◆ **What to do**
Please write each record out again word for word.

◆ **Dataset rows for apps and sites**
┄┄┄┄┄┄
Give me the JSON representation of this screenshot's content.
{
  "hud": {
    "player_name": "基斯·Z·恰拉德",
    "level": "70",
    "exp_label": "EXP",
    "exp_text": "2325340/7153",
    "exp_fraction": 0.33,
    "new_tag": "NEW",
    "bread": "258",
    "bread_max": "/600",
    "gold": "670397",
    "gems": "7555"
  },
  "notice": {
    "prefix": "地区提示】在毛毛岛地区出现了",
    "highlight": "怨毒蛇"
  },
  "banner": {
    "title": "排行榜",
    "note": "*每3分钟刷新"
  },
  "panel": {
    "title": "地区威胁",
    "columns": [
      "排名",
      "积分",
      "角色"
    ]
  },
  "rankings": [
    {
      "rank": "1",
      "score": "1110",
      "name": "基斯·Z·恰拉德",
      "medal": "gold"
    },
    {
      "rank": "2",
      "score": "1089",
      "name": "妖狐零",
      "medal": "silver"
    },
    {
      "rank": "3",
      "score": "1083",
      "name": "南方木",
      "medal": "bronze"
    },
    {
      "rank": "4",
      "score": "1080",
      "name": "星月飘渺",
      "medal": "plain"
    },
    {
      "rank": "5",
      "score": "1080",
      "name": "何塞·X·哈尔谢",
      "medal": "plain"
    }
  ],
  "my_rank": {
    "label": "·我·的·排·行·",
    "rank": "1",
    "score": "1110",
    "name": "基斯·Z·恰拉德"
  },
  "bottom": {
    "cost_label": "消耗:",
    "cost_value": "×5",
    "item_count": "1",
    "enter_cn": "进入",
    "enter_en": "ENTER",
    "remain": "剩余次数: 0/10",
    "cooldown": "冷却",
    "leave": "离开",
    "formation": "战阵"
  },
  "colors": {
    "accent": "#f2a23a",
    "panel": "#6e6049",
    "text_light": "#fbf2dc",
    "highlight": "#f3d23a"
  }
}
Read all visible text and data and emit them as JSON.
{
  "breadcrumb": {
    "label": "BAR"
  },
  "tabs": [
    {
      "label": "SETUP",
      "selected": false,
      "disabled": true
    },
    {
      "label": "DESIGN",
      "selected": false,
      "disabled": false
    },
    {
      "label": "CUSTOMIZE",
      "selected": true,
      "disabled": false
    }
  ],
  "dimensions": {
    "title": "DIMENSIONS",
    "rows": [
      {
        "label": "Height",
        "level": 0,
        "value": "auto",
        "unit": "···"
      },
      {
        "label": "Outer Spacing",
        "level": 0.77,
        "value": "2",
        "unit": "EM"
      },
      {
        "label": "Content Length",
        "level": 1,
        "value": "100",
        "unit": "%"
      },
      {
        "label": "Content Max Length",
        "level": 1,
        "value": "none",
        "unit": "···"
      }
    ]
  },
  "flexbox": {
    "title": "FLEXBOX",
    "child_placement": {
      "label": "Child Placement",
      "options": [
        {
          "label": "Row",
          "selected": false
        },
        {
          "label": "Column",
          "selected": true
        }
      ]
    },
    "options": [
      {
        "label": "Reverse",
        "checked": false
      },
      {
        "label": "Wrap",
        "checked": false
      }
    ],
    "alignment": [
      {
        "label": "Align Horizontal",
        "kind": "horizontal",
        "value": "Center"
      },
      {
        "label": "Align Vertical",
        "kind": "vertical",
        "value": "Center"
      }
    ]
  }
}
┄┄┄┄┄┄
◆ **Your response**
Give me the JSON representation of this screenshot's content.
{
  "hud": {
    "player_name": "基斯·Z·恰拉德",
    "level": "70",
    "exp_label": "EXP",
    "exp_text": "2325340/7153",
    "exp_fraction": 0.33,
    "new_tag": "NEW",
    "bread": "258",
    "bread_max": "/600",
    "gold": "670397",
    "gems": "7555"
  },
  "notice": {
    "prefix": "地区提示】在毛毛岛地区出现了",
    "highlight": "怨毒蛇"
  },
  "banner": {
    "title": "排行榜",
    "note": "*每3分钟刷新"
  },
  "panel": {
    "title": "地区威胁",
    "columns": [
      "排名",
      "积分",
      "角色"
    ]
  },
  "rankings": [
    {
      "rank": "1",
      "score": "1110",
      "name": "基斯·Z·恰拉德",
      "medal": "gold"
    },
    {
      "rank": "2",
      "score": "1089",
      "name": "妖狐零",
      "medal": "silver"
    },
    {
      "rank": "3",
      "score": "1083",
      "name": "南方木",
      "medal": "bronze"
    },
    {
      "rank": "4",
      "score": "1080",
      "name": "星月飘渺",
      "medal": "plain"
    },
    {
      "rank": "5",
      "score": "1080",
      "name": "何塞·X·哈尔谢",
      "medal": "plain"
    }
  ],
  "my_rank": {
    "label": "·我·的·排·行·",
    "rank": "1",
    "score": "1110",
    "name": "基斯·Z·恰拉德"
  },
  "bottom": {
    "cost_label": "消耗:",
    "cost_value": "×5",
    "item_count": "1",
    "enter_cn": "进入",
    "enter_en": "ENTER",
    "remain": "剩余次数: 0/10",
    "cooldown": "冷却",
    "leave": "离开",
    "formation": "战阵"
  },
  "colors": {
    "accent": "#f2a23a",
    "panel": "#6e6049",
    "text_light": "#fbf2dc",
    "highlight": "#f3d23a"
  }
}
Read all visible text and data and emit them as JSON.
{
  "breadcrumb": {
    "label": "BAR"
  },
  "tabs": [
    {
      "label": "SETUP",
      "selected": false,
      "disabled": true
    },
    {
      "label": "DESIGN",
      "selected": false,
      "disabled": false
    },
    {
      "label": "CUSTOMIZE",
      "selected": true,
      "disabled": false
    }
  ],
  "dimensions": {
    "title": "DIMENSIONS",
    "rows": [
      {
        "label": "Height",
        "level": 0,
        "value": "auto",
        "unit": "···"
      },
      {
        "label": "Outer Spacing",
        "level": 0.77,
        "value": "2",
        "unit": "EM"
      },
      {
        "label": "Content Length",
        "level": 1,
        "value": "100",
        "unit": "%"
      },
      {
        "label": "Content Max Length",
        "level": 1,
        "value": "none",
        "unit": "···"
      }
    ]
  },
  "flexbox": {
    "title": "FLEXBOX",
    "child_placement": {
      "label": "Child Placement",
      "options": [
        {
          "label": "Row",
          "selected": false
        },
        {
          "label": "Column",
          "selected": true
        }
      ]
    },
    "options": [
      {
        "label": "Reverse",
        "checked": false
      },
      {
        "label": "Wrap",
        "checked": false
      }
    ],
    "alignment": [
      {
        "label": "Align Horizontal",
        "kind": "horizontal",
        "value": "Center"
      },
      {
        "label": "Align Vertical",
        "kind": "vertical",
        "value": "Center"
      }
    ]
  }
}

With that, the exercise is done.